Many scientific disciplines are presently undergoing technological revolutions that lead to a common challenge: managing a distributed data explosion. Detectors, medical imaging instruments, micro-arrays, and multi-sensor instruments are producing amounts of data that are rapidly exceeding the capacities of their current local data storage and computing environments.

In many cases these 'exploding data' are distributed from the very start, being produced by different research groups or distributed sensor networks. Consider examples like genome and protein analysis data produced by many research labs in the world, biobanks containing patient data from a variety of hospitals, biodiversity data collected at the banks of the river Waal, historical archives and text corpora in many different places. Combining these datasets allows for completely new forms of research. Moreover, experiments generating petabytes of data per year, such as LOFAR in radio-astronomy and CERN in particle physics, need more data processing power than ever can be located in a single facility, with data utilized by researchers all over the world.

From an ICT perspective, these data have similar properties: all require reliable storage, comprehensive archiving, secure coupling and sharing. We propose to build and roll out a nation-wide grid-based e-Science infrastructure, BiG Grid, that strengthens the international position of the Netherlands in many scientific areas. BiG Grid encompasses data storage facilities and data processing services, enabled by grid services, for a requested budget of 30 M€ over a four-year period.

The science case for this proposal is the integral of many different science cases, reflecting the broad scientific community base. The realization of BiG Grid is crucial to the success and continuity of many Dutch research communities, covering important areas such as life sciences, astronomy, particle physics, meteorology, and climate research, water management, to name just a few. However, the very nature of the new infrastructure, a multidimensional collaboration enabler and accelerator, allows for direct participation of also social sciences, humanities, and even addresses communities in administrative domains, like digital academic repositories.

One basic ingredient for the proposed infrastructure is the network. The Netherlands are already in an excellent position, due to the world-class network services provided by SURFnet, the upgrade of which has been secured from GigaPort-NG project.

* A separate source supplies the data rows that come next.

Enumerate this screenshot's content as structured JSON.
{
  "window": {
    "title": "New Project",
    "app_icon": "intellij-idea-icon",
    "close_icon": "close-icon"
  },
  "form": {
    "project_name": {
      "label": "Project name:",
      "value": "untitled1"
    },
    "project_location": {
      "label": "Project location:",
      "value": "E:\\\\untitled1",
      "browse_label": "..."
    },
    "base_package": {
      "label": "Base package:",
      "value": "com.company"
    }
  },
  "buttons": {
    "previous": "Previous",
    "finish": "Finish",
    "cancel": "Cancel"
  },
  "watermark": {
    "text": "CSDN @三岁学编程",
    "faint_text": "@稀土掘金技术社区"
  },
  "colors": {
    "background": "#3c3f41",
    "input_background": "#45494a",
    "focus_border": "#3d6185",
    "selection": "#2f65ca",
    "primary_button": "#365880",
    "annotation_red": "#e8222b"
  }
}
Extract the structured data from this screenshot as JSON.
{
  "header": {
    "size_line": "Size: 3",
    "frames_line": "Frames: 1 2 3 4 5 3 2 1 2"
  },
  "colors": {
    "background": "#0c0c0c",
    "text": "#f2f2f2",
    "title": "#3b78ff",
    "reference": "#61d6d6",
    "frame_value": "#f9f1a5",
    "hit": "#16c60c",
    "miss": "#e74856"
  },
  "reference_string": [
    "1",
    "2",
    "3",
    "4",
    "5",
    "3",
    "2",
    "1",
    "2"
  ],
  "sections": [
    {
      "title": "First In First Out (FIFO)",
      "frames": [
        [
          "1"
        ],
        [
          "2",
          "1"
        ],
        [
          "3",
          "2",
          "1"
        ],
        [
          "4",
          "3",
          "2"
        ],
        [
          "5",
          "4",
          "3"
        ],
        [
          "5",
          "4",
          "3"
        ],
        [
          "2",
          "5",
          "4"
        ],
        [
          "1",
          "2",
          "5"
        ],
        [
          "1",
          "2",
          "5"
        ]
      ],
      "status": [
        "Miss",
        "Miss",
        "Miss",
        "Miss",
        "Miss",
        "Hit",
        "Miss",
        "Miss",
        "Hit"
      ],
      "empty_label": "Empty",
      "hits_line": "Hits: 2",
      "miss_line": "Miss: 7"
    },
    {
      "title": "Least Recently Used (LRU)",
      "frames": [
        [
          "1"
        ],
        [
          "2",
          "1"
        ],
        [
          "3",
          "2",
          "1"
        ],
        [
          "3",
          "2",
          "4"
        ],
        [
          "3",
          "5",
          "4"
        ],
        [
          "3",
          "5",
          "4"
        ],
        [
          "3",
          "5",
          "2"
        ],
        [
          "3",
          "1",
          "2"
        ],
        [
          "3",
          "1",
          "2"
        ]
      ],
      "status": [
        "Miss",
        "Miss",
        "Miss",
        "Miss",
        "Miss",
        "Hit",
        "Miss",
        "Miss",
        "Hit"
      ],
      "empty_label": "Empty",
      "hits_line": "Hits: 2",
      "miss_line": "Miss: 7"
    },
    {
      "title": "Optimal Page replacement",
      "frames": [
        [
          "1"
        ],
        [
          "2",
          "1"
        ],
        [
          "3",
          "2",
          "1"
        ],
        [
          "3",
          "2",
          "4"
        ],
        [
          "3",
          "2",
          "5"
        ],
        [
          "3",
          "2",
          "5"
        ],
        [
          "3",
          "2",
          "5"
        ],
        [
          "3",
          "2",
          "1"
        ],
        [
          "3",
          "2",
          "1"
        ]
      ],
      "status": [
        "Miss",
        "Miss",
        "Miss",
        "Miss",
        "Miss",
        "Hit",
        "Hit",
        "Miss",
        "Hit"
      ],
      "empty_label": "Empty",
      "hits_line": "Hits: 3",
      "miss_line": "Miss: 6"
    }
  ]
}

BiG Grid provides opportunities for enhanced international visibility. Dutch participation in international generic grid developments is already prominent (in flagship projects like EGEE and DEISA) and are on a national scale very well covered by the VL-e project. Coordinated by the Netherlands Genomics Initiative, NBIC is the key player for enabling informatics methodology for life sciences.

While the Netherlands is a leading player in the development of the grid, and has considerable expertise in bio-informatics, distributed sensors networks, and particle physics, the large-scale infrastructure to fully exploit this leading position is missing. The purpose of this proposal is to realize a science-wide national grid infrastructure. This puts the Netherlands at the forefront of grid developments, enabling many national ambitions. It enhances the excellent position of Dutch academic hospitals in patient data collections using the grid for biobanking. It enables major advances in drug discovery through combining data and through availability of massive compute resources for modelling. It allows industrial research labs, such as Philips, to both contribute to and profit from the available resources for engineering sciences. It positions LOFAR as the European centre for serving a variety of scientific communities using LOFAR data and the Netherlands as one of the Tier-1 sites for CERN's LHC experiments.